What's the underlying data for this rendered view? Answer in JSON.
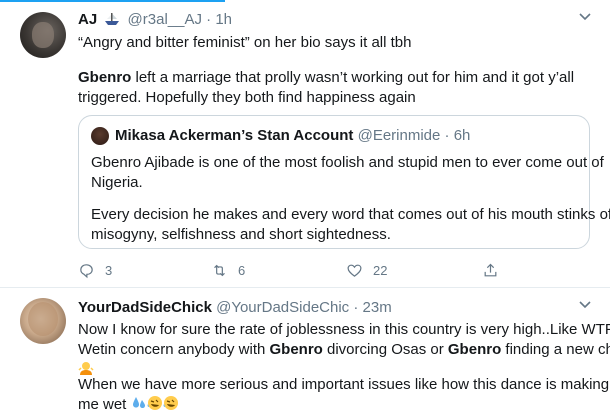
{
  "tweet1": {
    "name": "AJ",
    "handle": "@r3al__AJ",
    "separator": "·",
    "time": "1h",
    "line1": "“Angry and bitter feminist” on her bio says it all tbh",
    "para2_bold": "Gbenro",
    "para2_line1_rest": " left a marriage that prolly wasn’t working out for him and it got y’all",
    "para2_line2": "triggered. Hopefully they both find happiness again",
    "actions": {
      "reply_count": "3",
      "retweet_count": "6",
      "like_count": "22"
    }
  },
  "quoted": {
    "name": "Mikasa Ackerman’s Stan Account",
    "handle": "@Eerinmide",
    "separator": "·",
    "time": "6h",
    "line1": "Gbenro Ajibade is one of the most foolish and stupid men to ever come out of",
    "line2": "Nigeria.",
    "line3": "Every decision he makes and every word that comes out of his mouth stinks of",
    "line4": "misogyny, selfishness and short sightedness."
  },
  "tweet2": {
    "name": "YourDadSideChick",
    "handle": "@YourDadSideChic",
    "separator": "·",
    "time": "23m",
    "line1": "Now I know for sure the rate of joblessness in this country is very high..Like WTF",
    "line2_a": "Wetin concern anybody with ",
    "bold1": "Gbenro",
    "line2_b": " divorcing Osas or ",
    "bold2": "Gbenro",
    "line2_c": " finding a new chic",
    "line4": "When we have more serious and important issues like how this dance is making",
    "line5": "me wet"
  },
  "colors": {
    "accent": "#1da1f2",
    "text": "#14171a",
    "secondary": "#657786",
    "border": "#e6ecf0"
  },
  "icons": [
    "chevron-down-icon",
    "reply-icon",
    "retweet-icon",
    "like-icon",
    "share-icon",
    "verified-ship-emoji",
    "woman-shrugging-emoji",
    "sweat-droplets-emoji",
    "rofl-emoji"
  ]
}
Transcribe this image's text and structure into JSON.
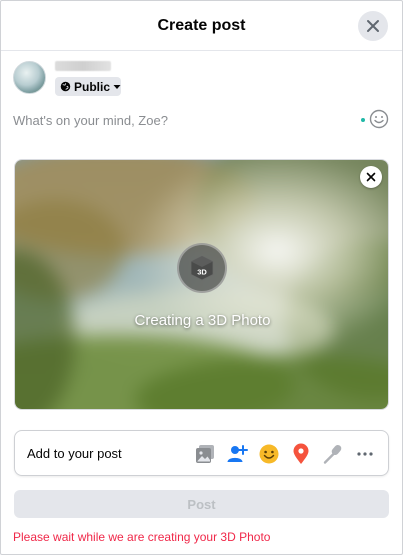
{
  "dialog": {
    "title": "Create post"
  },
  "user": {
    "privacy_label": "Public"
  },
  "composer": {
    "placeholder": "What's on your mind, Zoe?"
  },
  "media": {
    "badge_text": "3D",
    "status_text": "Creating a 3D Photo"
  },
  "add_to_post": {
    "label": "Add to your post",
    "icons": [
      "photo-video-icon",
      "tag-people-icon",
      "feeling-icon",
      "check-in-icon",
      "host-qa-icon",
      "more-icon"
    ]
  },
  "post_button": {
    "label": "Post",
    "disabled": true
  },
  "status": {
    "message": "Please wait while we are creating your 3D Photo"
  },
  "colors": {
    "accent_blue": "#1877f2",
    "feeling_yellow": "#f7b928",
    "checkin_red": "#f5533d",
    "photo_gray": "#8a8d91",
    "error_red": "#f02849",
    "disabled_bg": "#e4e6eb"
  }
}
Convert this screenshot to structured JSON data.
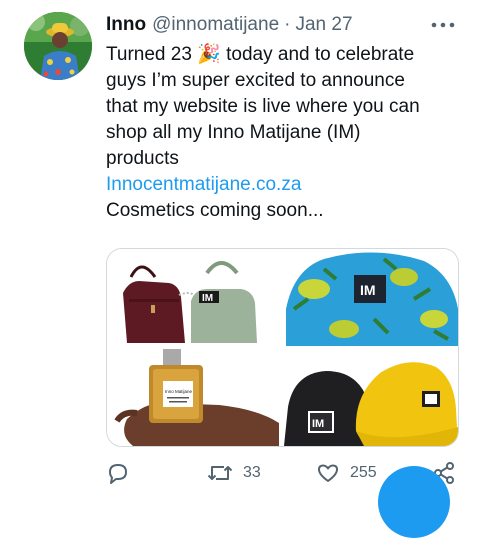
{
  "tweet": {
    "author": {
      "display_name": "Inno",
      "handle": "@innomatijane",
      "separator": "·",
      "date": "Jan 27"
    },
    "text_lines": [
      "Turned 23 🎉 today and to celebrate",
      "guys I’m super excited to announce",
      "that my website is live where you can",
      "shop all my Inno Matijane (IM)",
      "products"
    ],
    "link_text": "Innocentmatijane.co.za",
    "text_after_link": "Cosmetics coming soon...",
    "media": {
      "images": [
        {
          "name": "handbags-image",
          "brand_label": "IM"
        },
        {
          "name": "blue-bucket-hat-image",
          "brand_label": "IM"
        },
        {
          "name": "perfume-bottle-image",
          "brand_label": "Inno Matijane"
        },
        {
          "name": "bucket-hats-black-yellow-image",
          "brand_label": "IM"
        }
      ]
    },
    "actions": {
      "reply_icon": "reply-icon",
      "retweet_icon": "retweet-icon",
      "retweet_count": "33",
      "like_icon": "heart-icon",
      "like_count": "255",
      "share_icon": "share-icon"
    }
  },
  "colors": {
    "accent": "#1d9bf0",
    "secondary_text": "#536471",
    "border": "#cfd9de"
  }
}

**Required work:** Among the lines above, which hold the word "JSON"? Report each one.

**Expected answer:**
What's the underlying data for this rendered view? Answer in JSON.
Transcribe this image's text and structure into JSON.
Convert this screenshot to structured JSON data.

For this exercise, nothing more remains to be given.